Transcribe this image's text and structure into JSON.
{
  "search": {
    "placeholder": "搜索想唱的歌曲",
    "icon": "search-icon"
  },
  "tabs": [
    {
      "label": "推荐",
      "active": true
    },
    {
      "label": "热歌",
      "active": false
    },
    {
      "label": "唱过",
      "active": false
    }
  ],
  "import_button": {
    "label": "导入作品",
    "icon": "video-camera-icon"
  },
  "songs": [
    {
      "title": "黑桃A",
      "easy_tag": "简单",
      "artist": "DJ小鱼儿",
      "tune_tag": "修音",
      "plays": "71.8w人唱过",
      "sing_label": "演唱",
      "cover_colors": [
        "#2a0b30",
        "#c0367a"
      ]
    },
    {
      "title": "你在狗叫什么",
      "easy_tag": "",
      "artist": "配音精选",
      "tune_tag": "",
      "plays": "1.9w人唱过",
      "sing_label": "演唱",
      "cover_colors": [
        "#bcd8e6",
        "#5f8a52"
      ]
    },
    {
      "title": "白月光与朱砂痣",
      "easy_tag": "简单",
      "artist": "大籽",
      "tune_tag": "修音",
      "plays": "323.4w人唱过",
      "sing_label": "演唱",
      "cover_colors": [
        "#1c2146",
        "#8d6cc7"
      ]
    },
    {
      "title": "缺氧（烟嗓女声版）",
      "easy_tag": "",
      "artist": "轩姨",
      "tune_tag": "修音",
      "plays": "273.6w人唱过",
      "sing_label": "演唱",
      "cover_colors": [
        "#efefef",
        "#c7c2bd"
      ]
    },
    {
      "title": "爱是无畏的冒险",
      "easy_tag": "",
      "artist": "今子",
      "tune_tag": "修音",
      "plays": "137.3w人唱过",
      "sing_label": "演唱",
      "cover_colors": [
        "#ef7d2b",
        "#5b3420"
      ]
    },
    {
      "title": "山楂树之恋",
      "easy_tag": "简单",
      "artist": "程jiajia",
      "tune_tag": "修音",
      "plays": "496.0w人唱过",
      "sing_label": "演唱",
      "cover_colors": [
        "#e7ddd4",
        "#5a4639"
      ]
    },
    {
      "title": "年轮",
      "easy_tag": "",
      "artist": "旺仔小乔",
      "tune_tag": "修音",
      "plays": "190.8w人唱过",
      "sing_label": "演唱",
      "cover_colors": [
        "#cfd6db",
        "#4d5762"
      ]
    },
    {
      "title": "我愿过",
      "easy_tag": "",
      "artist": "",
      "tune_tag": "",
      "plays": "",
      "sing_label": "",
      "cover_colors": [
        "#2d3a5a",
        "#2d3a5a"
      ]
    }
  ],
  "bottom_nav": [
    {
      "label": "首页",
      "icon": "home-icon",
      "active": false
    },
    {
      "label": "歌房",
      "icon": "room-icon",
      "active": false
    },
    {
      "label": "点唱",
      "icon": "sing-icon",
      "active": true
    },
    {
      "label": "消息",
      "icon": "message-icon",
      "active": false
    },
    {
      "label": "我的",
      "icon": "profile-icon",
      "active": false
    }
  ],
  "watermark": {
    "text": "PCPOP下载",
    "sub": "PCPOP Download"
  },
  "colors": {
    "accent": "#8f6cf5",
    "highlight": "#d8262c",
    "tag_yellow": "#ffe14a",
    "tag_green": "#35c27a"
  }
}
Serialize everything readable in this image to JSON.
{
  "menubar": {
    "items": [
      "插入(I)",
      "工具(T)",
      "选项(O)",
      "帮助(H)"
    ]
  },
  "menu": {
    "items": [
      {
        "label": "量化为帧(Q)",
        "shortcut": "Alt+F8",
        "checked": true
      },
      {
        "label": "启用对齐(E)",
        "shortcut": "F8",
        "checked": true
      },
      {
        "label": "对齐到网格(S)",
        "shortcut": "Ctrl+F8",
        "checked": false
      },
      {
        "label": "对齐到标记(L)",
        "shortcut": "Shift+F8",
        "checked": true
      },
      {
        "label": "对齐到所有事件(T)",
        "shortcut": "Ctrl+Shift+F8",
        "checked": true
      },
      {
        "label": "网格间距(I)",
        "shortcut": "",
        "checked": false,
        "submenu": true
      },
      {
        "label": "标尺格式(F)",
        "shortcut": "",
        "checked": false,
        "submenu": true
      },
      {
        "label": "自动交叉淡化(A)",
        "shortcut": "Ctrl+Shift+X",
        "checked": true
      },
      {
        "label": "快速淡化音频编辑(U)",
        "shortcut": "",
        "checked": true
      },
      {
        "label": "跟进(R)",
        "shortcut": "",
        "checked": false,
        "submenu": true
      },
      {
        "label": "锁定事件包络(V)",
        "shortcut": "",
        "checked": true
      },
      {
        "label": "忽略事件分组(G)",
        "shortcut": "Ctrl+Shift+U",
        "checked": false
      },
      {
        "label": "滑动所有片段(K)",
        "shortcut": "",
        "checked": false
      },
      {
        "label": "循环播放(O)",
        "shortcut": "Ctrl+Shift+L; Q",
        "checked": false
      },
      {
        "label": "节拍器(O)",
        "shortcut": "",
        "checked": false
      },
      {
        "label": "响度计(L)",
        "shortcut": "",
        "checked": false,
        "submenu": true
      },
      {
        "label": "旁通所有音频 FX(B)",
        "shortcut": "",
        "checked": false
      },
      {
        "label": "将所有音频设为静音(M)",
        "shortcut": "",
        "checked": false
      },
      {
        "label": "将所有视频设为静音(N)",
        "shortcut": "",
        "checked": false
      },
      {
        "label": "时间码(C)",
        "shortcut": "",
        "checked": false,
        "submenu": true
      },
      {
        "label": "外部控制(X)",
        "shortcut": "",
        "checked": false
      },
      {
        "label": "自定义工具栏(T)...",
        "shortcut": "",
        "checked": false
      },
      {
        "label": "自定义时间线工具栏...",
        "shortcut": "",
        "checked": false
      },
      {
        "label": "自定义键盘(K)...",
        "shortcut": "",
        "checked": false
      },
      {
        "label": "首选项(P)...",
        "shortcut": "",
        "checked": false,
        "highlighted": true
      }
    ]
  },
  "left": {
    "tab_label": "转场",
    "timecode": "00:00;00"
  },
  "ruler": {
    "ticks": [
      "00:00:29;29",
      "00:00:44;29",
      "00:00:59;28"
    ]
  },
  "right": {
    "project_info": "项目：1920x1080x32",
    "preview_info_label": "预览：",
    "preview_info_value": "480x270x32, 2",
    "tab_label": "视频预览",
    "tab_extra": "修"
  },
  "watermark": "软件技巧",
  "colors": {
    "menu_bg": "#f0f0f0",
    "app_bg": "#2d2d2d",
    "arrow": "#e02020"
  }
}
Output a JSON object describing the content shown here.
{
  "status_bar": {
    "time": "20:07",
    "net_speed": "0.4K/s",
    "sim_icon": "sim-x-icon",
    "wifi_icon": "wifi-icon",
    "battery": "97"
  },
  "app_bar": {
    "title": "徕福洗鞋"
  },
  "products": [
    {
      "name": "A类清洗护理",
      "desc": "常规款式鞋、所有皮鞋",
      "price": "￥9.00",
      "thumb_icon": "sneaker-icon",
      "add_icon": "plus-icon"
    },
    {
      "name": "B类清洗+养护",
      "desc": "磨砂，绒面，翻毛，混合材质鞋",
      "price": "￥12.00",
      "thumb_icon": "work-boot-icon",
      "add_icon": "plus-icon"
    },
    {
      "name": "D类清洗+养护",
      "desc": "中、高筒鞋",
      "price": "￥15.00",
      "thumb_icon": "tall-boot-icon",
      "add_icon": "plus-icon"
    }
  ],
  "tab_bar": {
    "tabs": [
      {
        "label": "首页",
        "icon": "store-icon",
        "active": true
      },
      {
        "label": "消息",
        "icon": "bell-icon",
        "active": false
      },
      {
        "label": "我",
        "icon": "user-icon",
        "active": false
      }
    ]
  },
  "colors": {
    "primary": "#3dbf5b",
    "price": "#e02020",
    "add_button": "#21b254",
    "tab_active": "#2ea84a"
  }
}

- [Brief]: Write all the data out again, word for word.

- [Result below]:
Transcribe this image's text and structure into JSON.
{
  "search": {
    "placeholder": "搜索想唱的歌曲",
    "icon": "search-icon"
  },
  "tabs": [
    {
      "label": "推荐",
      "active": true
    },
    {
      "label": "热歌",
      "active": false
    },
    {
      "label": "唱过",
      "active": false
    }
  ],
  "import_button": {
    "label": "导入作品",
    "icon": "video-camera-icon"
  },
  "songs": [
    {
      "title": "黑桃A",
      "easy_tag": "简单",
      "artist": "DJ小鱼儿",
      "tune_tag": "修音",
      "plays": "71.8w人唱过",
      "sing_label": "演唱",
      "cover_colors": [
        "#2a0b30",
        "#c0367a"
      ]
    },
    {
      "title": "你在狗叫什么",
      "easy_tag": "",
      "artist": "配音精选",
      "tune_tag": "",
      "plays": "1.9w人唱过",
      "sing_label": "演唱",
      "cover_colors": [
        "#bcd8e6",
        "#5f8a52"
      ]
    },
    {
      "title": "白月光与朱砂痣",
      "easy_tag": "简单",
      "artist": "大籽",
      "tune_tag": "修音",
      "plays": "323.4w人唱过",
      "sing_label": "演唱",
      "cover_colors": [
        "#1c2146",
        "#8d6cc7"
      ]
    },
    {
      "title": "缺氧（烟嗓女声版）",
      "easy_tag": "",
      "artist": "轩姨",
      "tune_tag": "修音",
      "plays": "273.6w人唱过",
      "sing_label": "演唱",
      "cover_colors": [
        "#efefef",
        "#c7c2bd"
      ]
    },
    {
      "title": "爱是无畏的冒险",
      "easy_tag": "",
      "artist": "今子",
      "tune_tag": "修音",
      "plays": "137.3w人唱过",
      "sing_label": "演唱",
      "cover_colors": [
        "#ef7d2b",
        "#5b3420"
      ]
    },
    {
      "title": "山楂树之恋",
      "easy_tag": "简单",
      "artist": "程jiajia",
      "tune_tag": "修音",
      "plays": "496.0w人唱过",
      "sing_label": "演唱",
      "cover_colors": [
        "#e7ddd4",
        "#5a4639"
      ]
    },
    {
      "title": "年轮",
      "easy_tag": "",
      "artist": "旺仔小乔",
      "tune_tag": "修音",
      "plays": "190.8w人唱过",
      "sing_label": "演唱",
      "cover_colors": [
        "#cfd6db",
        "#4d5762"
      ]
    },
    {
      "title": "我愿过",
      "easy_tag": "",
      "artist": "",
      "tune_tag": "",
      "plays": "",
      "sing_label": "",
      "cover_colors": [
        "#2d3a5a",
        "#2d3a5a"
      ]
    }
  ],
  "bottom_nav": [
    {
      "label": "首页",
      "icon": "home-icon",
      "active": false
    },
    {
      "label": "歌房",
      "icon": "room-icon",
      "active": false
    },
    {
      "label": "点唱",
      "icon": "sing-icon",
      "active": true
    },
    {
      "label": "消息",
      "icon": "message-icon",
      "active": false
    },
    {
      "label": "我的",
      "icon": "profile-icon",
      "active": false
    }
  ],
  "watermark": {
    "text": "PCPOP下载",
    "sub": "PCPOP Download"
  },
  "colors": {
    "accent": "#8f6cf5",
    "highlight": "#d8262c",
    "tag_yellow": "#ffe14a",
    "tag_green": "#35c27a"
  }
}
Serialize everything readable in this image to JSON.
{
  "menubar": {
    "items": [
      "插入(I)",
      "工具(T)",
      "选项(O)",
      "帮助(H)"
    ]
  },
  "menu": {
    "items": [
      {
        "label": "量化为帧(Q)",
        "shortcut": "Alt+F8",
        "checked": true
      },
      {
        "label": "启用对齐(E)",
        "shortcut": "F8",
        "checked": true
      },
      {
        "label": "对齐到网格(S)",
        "shortcut": "Ctrl+F8",
        "checked": false
      },
      {
        "label": "对齐到标记(L)",
        "shortcut": "Shift+F8",
        "checked": true
      },
      {
        "label": "对齐到所有事件(T)",
        "shortcut": "Ctrl+Shift+F8",
        "checked": true
      },
      {
        "label": "网格间距(I)",
        "shortcut": "",
        "checked": false,
        "submenu": true
      },
      {
        "label": "标尺格式(F)",
        "shortcut": "",
        "checked": false,
        "submenu": true
      },
      {
        "label": "自动交叉淡化(A)",
        "shortcut": "Ctrl+Shift+X",
        "checked": true
      },
      {
        "label": "快速淡化音频编辑(U)",
        "shortcut": "",
        "checked": true
      },
      {
        "label": "跟进(R)",
        "shortcut": "",
        "checked": false,
        "submenu": true
      },
      {
        "label": "锁定事件包络(V)",
        "shortcut": "",
        "checked": true
      },
      {
        "label": "忽略事件分组(G)",
        "shortcut": "Ctrl+Shift+U",
        "checked": false
      },
      {
        "label": "滑动所有片段(K)",
        "shortcut": "",
        "checked": false
      },
      {
        "label": "循环播放(O)",
        "shortcut": "Ctrl+Shift+L; Q",
        "checked": false
      },
      {
        "label": "节拍器(O)",
        "shortcut": "",
        "checked": false
      },
      {
        "label": "响度计(L)",
        "shortcut": "",
        "checked": false,
        "submenu": true
      },
      {
        "label": "旁通所有音频 FX(B)",
        "shortcut": "",
        "checked": false
      },
      {
        "label": "将所有音频设为静音(M)",
        "shortcut": "",
        "checked": false
      },
      {
        "label": "将所有视频设为静音(N)",
        "shortcut": "",
        "checked": false
      },
      {
        "label": "时间码(C)",
        "shortcut": "",
        "checked": false,
        "submenu": true
      },
      {
        "label": "外部控制(X)",
        "shortcut": "",
        "checked": false
      },
      {
        "label": "自定义工具栏(T)...",
        "shortcut": "",
        "checked": false
      },
      {
        "label": "自定义时间线工具栏...",
        "shortcut": "",
        "checked": false
      },
      {
        "label": "自定义键盘(K)...",
        "shortcut": "",
        "checked": false
      },
      {
        "label": "首选项(P)...",
        "shortcut": "",
        "checked": false,
        "highlighted": true
      }
    ]
  },
  "left": {
    "tab_label": "转场",
    "timecode": "00:00;00"
  },
  "ruler": {
    "ticks": [
      "00:00:29;29",
      "00:00:44;29",
      "00:00:59;28"
    ]
  },
  "right": {
    "project_info": "项目：1920x1080x32",
    "preview_info_label": "预览：",
    "preview_info_value": "480x270x32, 2",
    "tab_label": "视频预览",
    "tab_extra": "修"
  },
  "watermark": "软件技巧",
  "colors": {
    "menu_bg": "#f0f0f0",
    "app_bg": "#2d2d2d",
    "arrow": "#e02020"
  }
}
Output a JSON object describing the content shown here.
{
  "status_bar": {
    "time": "20:07",
    "net_speed": "0.4K/s",
    "sim_icon": "sim-x-icon",
    "wifi_icon": "wifi-icon",
    "battery": "97"
  },
  "app_bar": {
    "title": "徕福洗鞋"
  },
  "products": [
    {
      "name": "A类清洗护理",
      "desc": "常规款式鞋、所有皮鞋",
      "price": "￥9.00",
      "thumb_icon": "sneaker-icon",
      "add_icon": "plus-icon"
    },
    {
      "name": "B类清洗+养护",
      "desc": "磨砂，绒面，翻毛，混合材质鞋",
      "price": "￥12.00",
      "thumb_icon": "work-boot-icon",
      "add_icon": "plus-icon"
    },
    {
      "name": "D类清洗+养护",
      "desc": "中、高筒鞋",
      "price": "￥15.00",
      "thumb_icon": "tall-boot-icon",
      "add_icon": "plus-icon"
    }
  ],
  "tab_bar": {
    "tabs": [
      {
        "label": "首页",
        "icon": "store-icon",
        "active": true
      },
      {
        "label": "消息",
        "icon": "bell-icon",
        "active": false
      },
      {
        "label": "我",
        "icon": "user-icon",
        "active": false
      }
    ]
  },
  "colors": {
    "primary": "#3dbf5b",
    "price": "#e02020",
    "add_button": "#21b254",
    "tab_active": "#2ea84a"
  }
}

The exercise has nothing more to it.